In terms of financing, there are a number of options for Canadians looking to buy abroad.
Option 1 – there are a number of Canadian banks operating in foreign countries, and a borrower typically must deal directly with the foreign bank office, not a Canadian branch.For the USA, where language and rules are quite similar to Canada, this can be fairly straightforward. In other countries, getting a mortgage locally can be time consuming, exhausting, and expensive. Typically Scotia Bank and HSBC operate in many countries as well as other local options.
Option 2 – for many, refinancing your principle Canadian residence and using the equity to purchase your foreign home is by far the simplest finance solution.
Up to 80% of the value of your home can be refinanced, for example: if you have a home worth $500,000 and only hold a mortgage of $250,000 you can refinance to $400,000, payoff the $250,000 mortgage and use the other $150,000 to buy a vacation home.

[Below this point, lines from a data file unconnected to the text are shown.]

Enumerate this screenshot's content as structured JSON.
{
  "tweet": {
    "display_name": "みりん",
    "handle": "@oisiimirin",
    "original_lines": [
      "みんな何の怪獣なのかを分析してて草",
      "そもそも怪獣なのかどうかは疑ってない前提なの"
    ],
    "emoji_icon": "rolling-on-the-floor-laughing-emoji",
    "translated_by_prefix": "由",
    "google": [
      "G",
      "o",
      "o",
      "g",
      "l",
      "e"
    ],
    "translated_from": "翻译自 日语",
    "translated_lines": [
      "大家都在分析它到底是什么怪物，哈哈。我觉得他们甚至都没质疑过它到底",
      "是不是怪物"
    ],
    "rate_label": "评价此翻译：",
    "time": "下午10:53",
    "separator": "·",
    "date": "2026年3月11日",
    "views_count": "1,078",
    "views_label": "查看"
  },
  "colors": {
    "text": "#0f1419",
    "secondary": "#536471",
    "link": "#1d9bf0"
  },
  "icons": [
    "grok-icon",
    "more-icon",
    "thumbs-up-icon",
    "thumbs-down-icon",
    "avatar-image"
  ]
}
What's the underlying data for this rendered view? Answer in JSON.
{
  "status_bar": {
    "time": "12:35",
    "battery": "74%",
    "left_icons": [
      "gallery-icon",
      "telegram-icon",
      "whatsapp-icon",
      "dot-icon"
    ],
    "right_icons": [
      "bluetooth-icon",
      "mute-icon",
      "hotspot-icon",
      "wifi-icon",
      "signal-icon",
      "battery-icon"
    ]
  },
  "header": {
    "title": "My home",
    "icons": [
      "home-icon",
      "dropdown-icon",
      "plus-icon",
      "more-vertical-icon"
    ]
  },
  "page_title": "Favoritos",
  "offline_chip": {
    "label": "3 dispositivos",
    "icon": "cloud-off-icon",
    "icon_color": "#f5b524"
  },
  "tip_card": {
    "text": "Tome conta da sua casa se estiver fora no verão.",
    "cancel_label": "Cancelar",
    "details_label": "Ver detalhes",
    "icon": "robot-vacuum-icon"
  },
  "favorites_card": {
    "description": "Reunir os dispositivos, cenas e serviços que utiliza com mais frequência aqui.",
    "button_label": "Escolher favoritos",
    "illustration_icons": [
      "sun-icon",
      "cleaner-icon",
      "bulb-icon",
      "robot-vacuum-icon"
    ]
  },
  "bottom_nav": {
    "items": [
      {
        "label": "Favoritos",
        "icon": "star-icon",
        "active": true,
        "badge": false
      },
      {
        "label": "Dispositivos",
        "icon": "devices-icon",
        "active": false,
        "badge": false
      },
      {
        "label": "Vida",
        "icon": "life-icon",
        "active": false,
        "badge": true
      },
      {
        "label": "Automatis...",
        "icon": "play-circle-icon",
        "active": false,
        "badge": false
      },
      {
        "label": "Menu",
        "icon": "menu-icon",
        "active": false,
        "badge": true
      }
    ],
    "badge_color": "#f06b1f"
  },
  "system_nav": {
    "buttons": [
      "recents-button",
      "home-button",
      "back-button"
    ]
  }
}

The interest rate will be lower because you remortgaged your permanent residence and have no mortgage owing on the vacation home.
Makes it simpler and faster to buy in the foreign location.
There are no restrictions on the use of the vacation home, such as if used for a rental
Berkshire Hathaway HomeServices is expanding its services across the globe, and currently has offices in Canada, Mexico, Germany, England, Italy, Spain, Greece, Dubai, Bahamas and India. Contact your Berkshire Hathaway HomeServices network professional for a referral to an overseas affiliate.